Web page and app entries:
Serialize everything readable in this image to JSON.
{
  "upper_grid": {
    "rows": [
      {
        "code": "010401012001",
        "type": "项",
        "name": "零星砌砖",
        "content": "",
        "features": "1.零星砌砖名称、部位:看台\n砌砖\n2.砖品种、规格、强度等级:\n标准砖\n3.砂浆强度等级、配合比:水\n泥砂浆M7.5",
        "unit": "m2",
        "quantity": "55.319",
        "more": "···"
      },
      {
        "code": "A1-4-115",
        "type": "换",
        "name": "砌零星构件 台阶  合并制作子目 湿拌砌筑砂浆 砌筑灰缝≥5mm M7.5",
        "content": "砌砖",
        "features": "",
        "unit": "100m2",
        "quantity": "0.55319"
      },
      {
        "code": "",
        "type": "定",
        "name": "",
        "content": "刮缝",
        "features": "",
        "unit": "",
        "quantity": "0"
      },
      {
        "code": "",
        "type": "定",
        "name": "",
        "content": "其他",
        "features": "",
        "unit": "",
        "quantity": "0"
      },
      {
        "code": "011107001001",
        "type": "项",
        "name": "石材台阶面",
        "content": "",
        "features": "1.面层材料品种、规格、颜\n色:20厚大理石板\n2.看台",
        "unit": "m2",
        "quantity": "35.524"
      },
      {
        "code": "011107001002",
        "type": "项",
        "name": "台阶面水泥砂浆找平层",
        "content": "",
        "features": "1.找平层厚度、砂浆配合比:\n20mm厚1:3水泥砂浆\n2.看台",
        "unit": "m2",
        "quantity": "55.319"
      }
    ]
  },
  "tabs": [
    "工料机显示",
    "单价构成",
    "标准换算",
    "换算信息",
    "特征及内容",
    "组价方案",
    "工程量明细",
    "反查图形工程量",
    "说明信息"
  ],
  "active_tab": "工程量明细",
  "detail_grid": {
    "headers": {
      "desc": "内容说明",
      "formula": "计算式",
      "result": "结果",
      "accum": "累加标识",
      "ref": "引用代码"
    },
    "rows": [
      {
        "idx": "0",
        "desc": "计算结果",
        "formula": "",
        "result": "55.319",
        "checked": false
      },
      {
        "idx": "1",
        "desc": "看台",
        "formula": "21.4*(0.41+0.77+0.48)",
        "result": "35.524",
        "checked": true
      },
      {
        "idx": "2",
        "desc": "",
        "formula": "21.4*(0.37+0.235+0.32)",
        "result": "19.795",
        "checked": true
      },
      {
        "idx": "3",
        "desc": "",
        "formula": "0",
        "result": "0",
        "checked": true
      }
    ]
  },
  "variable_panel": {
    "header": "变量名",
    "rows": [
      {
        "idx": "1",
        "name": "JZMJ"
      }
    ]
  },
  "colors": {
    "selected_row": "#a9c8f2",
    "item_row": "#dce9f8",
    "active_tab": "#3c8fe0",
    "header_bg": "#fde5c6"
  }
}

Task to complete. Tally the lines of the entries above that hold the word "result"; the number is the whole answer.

Exercise solution. 5